■ **What is needed**
For the word "Chemical", return each line of the data in which it occurs.

Records excerpted from a collection:
☆ ☆ ☆ ☆
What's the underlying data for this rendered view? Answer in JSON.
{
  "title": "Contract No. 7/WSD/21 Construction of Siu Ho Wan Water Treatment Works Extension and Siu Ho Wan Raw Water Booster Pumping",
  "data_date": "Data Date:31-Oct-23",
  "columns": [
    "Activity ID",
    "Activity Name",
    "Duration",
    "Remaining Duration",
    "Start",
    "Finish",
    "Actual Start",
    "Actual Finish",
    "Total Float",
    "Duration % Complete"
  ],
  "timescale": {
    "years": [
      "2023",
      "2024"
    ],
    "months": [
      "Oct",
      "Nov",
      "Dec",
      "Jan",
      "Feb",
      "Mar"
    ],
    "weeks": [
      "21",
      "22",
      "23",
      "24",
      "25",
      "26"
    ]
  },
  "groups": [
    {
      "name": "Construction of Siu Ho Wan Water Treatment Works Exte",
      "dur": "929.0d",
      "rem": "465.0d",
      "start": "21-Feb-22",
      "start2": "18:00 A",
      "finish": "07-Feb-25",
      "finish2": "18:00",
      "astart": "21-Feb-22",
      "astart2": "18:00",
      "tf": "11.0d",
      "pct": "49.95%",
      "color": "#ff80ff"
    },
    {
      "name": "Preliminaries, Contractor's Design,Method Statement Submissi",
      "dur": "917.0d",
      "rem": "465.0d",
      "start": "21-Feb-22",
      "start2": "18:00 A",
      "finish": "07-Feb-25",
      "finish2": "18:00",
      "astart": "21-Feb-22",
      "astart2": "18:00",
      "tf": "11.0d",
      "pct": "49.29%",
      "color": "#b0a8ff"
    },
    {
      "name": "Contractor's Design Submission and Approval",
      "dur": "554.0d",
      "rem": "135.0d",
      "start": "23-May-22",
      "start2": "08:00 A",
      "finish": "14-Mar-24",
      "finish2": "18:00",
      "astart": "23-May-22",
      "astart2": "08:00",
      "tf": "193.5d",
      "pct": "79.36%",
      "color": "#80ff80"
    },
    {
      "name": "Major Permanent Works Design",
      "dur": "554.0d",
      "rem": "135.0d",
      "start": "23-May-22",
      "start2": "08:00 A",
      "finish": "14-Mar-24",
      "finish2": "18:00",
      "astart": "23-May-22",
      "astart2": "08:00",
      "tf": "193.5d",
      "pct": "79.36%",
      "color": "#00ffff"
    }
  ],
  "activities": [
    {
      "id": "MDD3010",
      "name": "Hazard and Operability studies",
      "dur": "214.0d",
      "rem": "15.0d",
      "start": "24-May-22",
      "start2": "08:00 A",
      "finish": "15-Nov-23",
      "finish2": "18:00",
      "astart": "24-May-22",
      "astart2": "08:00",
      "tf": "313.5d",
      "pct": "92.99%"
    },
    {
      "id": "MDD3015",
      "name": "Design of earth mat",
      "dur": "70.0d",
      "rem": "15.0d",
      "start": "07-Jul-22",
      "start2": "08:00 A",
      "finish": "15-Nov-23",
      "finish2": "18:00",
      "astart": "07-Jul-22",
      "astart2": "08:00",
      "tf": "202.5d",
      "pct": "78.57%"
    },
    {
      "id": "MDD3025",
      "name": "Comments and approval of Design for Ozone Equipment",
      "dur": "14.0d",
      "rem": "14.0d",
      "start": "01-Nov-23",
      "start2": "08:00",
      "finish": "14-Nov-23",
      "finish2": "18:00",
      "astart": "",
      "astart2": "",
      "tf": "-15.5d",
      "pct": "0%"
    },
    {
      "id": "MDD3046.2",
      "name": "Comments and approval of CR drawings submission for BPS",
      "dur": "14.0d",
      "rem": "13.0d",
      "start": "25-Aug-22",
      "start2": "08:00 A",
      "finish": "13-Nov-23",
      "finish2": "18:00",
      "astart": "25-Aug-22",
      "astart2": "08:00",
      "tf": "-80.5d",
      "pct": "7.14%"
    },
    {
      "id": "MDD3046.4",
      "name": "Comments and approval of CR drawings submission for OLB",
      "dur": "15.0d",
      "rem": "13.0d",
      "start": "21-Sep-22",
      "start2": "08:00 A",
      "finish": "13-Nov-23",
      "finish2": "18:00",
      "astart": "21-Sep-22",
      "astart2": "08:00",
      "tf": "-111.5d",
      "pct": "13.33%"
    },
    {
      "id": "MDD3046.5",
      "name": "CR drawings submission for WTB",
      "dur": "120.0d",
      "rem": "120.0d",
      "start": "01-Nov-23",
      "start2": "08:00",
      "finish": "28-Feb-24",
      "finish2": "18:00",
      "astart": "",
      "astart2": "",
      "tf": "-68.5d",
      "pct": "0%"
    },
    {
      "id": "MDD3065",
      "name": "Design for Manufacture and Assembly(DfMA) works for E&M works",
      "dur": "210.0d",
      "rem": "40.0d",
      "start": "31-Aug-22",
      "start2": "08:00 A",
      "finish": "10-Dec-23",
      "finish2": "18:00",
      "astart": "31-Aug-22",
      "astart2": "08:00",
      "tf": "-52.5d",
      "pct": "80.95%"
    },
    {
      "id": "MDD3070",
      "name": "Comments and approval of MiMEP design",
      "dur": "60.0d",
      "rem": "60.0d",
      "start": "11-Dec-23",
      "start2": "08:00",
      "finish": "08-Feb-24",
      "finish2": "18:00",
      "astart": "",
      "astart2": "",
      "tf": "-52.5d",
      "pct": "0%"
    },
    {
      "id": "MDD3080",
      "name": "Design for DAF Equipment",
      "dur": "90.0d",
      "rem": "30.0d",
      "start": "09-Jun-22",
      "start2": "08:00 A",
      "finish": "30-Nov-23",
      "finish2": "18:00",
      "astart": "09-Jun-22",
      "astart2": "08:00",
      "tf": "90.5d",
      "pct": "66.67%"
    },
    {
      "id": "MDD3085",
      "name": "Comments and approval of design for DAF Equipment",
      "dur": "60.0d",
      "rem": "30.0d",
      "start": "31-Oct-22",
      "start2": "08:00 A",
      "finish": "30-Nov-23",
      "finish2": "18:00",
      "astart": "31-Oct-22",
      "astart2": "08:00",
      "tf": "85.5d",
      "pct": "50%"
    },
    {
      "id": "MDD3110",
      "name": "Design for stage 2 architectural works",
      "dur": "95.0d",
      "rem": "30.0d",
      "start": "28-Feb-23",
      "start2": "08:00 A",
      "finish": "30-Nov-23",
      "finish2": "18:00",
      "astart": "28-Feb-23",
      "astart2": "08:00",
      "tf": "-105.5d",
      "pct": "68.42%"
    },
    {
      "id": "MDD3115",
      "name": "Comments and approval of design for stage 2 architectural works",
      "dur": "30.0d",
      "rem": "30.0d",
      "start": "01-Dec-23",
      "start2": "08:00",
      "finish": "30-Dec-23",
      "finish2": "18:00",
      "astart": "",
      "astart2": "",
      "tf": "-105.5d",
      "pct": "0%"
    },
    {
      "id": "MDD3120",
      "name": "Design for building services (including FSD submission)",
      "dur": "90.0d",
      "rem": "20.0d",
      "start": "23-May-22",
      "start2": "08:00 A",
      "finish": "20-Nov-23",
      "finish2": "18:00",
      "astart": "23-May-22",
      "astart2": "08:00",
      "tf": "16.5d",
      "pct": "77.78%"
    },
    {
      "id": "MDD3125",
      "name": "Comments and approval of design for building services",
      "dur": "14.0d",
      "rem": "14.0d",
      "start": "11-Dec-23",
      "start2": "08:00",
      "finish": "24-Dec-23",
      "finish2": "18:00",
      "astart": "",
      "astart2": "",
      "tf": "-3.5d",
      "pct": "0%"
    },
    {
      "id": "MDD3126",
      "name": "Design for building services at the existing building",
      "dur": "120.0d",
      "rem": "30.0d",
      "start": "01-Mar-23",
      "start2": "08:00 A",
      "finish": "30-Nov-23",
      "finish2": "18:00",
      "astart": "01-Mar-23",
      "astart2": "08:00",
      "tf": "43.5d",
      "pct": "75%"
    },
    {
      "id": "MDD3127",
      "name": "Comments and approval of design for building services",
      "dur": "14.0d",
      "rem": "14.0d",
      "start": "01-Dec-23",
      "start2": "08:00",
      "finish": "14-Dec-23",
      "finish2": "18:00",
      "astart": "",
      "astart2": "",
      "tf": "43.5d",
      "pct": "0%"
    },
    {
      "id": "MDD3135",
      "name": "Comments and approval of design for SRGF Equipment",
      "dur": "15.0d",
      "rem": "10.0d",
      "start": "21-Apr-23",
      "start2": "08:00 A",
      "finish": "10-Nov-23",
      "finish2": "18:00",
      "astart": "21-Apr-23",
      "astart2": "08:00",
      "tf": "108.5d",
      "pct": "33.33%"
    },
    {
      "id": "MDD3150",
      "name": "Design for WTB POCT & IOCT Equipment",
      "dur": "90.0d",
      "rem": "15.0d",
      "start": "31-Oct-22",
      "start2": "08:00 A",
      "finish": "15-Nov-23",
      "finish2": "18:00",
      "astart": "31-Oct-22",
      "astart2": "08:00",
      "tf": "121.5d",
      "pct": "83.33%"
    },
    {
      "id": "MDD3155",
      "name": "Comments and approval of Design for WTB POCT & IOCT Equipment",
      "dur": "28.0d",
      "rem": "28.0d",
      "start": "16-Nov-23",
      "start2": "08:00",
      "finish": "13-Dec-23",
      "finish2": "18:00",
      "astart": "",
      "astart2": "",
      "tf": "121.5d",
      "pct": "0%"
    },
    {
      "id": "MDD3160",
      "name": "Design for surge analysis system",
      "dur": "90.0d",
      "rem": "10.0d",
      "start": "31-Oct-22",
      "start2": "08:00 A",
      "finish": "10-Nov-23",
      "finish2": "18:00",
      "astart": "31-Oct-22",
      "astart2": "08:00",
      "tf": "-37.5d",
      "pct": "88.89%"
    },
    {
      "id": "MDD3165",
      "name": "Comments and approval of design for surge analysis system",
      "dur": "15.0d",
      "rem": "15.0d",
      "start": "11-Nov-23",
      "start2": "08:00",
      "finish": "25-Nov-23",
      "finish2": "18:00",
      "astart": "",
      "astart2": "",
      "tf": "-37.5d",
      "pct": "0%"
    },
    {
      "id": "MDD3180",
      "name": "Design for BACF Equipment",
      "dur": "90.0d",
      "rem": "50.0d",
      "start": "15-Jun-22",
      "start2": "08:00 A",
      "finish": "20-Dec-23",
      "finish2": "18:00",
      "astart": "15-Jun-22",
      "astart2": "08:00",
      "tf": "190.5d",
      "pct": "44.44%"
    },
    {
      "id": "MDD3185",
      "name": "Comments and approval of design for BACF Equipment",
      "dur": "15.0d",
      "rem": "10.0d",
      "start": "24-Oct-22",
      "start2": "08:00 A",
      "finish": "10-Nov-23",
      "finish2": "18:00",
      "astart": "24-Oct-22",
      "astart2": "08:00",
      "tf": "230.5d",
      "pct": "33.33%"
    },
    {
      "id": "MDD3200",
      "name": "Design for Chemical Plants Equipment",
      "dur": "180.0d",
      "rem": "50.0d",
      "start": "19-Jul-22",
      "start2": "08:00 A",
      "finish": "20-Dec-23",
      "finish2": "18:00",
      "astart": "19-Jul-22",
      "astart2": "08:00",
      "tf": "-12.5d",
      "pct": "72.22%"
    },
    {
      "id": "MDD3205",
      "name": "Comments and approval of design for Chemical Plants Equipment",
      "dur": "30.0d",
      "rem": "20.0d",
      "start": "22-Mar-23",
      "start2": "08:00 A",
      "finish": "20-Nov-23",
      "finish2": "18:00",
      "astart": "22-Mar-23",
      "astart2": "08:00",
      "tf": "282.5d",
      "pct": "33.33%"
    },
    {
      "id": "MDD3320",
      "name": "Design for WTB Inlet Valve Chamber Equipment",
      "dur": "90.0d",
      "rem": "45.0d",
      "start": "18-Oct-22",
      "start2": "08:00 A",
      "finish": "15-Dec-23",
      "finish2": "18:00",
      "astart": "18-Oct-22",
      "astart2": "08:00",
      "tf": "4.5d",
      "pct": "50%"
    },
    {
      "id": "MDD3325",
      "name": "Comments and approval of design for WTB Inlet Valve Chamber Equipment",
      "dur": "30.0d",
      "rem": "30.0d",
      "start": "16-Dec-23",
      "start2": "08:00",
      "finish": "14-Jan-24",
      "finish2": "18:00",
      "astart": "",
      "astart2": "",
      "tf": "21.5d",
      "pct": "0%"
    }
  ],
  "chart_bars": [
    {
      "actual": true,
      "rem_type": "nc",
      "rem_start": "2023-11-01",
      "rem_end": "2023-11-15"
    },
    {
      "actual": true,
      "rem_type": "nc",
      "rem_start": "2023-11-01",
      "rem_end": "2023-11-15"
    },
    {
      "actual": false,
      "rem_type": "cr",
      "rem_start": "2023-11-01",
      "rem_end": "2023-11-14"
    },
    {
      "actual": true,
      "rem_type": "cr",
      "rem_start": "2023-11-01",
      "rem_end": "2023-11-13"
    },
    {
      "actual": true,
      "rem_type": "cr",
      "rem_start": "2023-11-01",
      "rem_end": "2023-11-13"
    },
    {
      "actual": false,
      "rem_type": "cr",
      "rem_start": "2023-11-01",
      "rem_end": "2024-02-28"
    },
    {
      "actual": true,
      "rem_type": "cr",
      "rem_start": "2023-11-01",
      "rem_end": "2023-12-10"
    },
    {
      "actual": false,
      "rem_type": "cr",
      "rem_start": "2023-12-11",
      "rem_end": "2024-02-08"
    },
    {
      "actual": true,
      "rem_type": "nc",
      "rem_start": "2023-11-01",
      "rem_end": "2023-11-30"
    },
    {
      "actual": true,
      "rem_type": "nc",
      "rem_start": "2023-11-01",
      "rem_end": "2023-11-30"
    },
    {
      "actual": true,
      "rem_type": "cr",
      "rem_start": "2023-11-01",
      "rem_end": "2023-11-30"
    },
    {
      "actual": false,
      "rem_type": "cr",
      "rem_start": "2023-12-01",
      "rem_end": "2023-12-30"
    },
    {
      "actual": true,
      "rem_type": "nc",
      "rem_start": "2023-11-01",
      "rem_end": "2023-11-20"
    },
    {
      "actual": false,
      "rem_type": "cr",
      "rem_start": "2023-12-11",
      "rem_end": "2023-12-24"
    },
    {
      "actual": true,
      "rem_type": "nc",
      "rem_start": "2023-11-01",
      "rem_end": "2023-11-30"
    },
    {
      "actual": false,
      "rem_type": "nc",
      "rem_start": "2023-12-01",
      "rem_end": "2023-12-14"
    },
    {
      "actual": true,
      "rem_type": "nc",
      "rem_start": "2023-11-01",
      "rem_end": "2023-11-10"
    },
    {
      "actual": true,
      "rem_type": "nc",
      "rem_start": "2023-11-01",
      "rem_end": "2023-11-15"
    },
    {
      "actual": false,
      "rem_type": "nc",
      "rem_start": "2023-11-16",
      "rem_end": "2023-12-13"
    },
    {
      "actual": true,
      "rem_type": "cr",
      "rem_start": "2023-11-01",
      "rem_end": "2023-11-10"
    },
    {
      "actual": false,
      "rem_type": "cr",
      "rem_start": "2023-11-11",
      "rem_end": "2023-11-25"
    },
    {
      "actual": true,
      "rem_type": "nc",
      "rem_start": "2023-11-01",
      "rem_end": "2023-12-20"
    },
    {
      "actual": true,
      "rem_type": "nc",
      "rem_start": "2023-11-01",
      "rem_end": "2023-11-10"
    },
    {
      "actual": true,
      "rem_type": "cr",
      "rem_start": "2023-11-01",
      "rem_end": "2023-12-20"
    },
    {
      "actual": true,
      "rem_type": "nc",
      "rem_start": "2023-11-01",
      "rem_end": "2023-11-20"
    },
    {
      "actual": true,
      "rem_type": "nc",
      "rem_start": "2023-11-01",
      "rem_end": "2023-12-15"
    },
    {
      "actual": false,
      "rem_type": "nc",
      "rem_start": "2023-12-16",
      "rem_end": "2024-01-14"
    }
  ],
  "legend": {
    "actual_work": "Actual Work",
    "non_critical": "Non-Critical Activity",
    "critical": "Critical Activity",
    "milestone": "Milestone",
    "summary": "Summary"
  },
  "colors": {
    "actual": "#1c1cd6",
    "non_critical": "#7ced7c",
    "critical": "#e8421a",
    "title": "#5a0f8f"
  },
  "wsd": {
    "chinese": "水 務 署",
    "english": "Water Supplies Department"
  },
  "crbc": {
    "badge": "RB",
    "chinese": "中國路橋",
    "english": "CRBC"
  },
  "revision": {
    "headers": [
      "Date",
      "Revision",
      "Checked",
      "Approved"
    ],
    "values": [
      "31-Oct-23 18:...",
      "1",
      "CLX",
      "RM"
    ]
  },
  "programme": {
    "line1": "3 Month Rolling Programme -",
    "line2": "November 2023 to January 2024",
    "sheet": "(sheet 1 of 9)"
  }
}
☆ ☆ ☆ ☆
■ **Result for this task**
      "name": "Design for Chemical Plants Equipment",
      "name": "Comments and approval of design for Chemical Plants Equipment",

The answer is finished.